Book review: “A Man for all Markets” – Edward O. Thorp
“A man for all markets” was a book I was eagerly waiting for. Although not as famous as other financial gurus like George Sorros or Warren Buffett, Ed Thorp in my opinion beats most of them when it comes to actual achievements. Among other things he
- developed the first system to “crack” Black Jack
- developed the first wearable computer in order to get an edge in Roulette
- became the first quant hedge fund after he switched from gambling to investing
- developed and used the option pricing formula years before Black and Scholes published it and latter received the Nobel prize
- met Warren Buffett in the 60ies and later invested into Berkshire at a price below 1000 USD per share (although he complained that he didn’t invest at 50 USD)
- proved for a client that Bernie Madoff was a fraud in the early 90ies, 15 years before the whole thing blew up
- created one of the best hedge fund track records of all times
- gave his “system” to Ken Griffin from Citadel who then created one of the most succesful Hedge Fund firms based on Thorp’s insights
The book starts with some childhood stories which show Ed Thorp as an introverted but clever guy who was most happy tinkering with stuff. He grew up in what we would now call “lower middle class” and had to work hard to get into university. Interestingly, he started studying physics but then switched to math because he could get his phd faster.
I think the really remarkable aspect of Ed Thorp’s career is that he was 100% self tought. He didn’t go to any fancy business school or had some guru to teach him how it is done.
He describes that his way into finance was simply to read a few books during the university summer break including Benjamin Graham and then just applied his mathematical knowledge to the stock market.
One fun fact: I think this is the first time that I read about Warren Buffett’s beach house in California. Ed Thorp had been invited by Buffett at some point in time and describes it as a very nice house in a gated community with a great private beach. So much for humble old Warren only living in his old house in Farnam Street, Omaha, Nebraska.
Another interesting aspect was that he also seems to like “special situation” investing such as undervalued closed end funds, thrift conversions but also situations like 3Com/Palm etc..
Towards the end of the book, Ed Thorp shares his insights on the financial markets and life in general and also recommends index funds to “normal” investors.
As with the whole book, his advice is very down to earth (buy index funds or Berkshire Hathaway…)
I highly recommend this book to anyone interested in investing.
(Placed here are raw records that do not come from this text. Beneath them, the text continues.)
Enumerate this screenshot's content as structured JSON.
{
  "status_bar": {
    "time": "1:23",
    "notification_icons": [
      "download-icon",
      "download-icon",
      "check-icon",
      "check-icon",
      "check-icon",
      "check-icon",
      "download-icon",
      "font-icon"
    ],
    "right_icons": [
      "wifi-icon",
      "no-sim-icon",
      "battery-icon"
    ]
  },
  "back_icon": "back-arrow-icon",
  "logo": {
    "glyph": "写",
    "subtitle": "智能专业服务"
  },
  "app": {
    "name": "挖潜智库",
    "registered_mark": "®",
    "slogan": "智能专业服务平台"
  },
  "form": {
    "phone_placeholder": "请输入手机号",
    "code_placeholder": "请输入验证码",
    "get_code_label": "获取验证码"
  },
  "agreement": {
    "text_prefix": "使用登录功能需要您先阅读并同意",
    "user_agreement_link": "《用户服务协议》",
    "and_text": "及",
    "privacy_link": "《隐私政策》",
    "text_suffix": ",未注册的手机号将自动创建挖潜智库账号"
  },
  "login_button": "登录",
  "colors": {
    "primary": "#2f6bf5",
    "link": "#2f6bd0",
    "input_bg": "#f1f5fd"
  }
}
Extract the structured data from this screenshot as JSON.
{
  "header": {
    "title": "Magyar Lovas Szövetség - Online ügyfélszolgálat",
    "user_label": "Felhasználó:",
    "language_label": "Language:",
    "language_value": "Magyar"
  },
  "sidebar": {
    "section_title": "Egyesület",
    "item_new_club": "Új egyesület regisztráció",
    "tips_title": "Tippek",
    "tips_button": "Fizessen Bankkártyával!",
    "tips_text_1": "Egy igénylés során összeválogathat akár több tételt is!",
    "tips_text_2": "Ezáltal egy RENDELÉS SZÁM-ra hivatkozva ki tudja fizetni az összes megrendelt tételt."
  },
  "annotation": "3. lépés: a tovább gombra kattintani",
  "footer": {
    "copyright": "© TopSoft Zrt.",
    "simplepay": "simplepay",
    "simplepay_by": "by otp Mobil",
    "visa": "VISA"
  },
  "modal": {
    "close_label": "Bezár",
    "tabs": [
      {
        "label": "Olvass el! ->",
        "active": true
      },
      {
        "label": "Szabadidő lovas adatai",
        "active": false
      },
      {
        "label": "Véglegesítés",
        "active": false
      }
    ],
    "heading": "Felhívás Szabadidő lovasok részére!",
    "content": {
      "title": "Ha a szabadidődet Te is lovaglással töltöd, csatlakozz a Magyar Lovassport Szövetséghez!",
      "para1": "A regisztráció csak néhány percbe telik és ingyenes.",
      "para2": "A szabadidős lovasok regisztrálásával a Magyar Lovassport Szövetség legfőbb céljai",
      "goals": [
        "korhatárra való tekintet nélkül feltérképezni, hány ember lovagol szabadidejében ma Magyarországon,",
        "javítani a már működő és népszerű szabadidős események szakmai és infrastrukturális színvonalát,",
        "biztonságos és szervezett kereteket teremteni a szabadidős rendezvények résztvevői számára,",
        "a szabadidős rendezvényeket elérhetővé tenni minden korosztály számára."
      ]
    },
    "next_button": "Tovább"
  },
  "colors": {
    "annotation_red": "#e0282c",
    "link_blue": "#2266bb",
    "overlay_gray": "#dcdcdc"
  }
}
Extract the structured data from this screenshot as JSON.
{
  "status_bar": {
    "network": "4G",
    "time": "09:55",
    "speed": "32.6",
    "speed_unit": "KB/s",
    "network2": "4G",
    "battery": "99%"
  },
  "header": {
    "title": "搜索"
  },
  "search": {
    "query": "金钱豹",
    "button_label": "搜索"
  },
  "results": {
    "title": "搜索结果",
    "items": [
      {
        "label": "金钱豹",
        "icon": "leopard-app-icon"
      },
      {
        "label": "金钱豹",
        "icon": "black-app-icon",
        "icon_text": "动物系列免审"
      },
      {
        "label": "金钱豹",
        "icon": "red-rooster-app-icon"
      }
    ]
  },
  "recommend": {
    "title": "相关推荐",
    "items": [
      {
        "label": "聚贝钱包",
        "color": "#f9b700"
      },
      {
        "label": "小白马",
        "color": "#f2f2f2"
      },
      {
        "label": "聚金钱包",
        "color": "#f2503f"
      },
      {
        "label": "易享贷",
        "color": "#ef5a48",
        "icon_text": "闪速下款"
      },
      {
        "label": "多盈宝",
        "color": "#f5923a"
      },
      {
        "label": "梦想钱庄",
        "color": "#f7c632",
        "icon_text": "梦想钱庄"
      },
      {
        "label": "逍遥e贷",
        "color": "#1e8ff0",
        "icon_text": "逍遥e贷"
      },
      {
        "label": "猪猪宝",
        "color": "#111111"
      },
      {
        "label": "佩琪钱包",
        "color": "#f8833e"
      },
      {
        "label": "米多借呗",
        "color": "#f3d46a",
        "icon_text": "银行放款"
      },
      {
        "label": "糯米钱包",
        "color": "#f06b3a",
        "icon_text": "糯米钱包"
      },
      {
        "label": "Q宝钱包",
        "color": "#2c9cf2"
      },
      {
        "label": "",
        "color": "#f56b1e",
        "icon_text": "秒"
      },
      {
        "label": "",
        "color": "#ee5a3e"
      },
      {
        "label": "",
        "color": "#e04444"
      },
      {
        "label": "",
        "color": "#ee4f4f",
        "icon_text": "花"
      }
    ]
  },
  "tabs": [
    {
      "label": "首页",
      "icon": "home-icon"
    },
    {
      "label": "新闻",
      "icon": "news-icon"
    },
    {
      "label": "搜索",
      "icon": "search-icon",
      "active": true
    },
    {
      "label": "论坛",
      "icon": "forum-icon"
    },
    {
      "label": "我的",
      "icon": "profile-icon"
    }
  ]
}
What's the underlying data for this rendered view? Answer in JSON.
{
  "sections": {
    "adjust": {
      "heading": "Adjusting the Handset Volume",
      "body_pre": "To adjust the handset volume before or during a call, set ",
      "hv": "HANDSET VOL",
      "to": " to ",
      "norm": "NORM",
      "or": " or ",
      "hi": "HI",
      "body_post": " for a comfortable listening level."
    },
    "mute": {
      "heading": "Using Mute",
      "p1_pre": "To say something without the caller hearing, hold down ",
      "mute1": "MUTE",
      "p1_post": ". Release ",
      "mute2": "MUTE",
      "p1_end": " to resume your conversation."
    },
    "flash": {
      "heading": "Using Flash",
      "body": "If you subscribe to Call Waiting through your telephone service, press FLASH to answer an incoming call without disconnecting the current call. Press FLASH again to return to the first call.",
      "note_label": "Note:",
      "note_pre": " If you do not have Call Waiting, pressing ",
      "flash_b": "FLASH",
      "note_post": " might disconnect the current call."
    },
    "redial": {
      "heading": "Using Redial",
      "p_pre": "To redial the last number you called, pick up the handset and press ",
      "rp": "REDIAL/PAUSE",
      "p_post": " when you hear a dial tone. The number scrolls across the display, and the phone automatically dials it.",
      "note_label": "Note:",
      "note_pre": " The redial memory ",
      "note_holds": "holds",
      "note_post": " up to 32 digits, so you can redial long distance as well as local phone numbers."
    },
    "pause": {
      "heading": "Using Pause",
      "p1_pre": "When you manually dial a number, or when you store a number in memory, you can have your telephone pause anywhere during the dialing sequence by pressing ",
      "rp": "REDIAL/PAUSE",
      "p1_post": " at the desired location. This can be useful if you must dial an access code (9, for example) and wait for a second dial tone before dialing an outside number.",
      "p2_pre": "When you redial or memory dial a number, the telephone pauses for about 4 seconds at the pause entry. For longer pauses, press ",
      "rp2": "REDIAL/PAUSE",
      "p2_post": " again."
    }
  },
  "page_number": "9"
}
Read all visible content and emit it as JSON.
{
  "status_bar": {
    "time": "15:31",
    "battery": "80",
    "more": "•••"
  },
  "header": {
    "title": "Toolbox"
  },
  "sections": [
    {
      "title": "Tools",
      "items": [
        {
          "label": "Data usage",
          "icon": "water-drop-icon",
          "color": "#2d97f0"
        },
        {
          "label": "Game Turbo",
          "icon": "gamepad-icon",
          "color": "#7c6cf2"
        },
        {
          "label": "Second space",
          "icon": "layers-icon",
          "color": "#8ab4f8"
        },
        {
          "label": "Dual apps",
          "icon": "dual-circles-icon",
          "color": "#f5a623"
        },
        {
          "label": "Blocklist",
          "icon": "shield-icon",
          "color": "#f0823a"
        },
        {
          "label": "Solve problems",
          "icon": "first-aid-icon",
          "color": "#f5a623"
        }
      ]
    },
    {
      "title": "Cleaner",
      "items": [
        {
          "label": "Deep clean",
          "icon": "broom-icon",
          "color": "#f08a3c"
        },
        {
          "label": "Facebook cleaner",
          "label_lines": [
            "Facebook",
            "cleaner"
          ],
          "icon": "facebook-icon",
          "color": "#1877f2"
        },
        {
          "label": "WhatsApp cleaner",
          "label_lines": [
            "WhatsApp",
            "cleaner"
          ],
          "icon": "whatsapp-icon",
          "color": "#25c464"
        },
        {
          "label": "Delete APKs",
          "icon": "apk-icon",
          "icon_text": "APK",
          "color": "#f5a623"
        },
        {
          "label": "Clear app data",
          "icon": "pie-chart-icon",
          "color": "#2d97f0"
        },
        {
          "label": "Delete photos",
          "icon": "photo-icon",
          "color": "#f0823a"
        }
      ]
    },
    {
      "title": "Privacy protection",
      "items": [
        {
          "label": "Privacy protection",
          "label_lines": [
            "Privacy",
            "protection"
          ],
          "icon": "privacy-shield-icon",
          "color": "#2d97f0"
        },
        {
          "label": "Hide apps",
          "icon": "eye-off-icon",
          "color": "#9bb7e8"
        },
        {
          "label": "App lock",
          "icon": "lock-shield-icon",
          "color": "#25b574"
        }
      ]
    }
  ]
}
Ed Thorp is a great character with so many unlikely achievements. For me the most inspiring aspect of this is that being “self-taught” really seems to be a clear advantage in investing, especially combined with a good grasp of probabilities.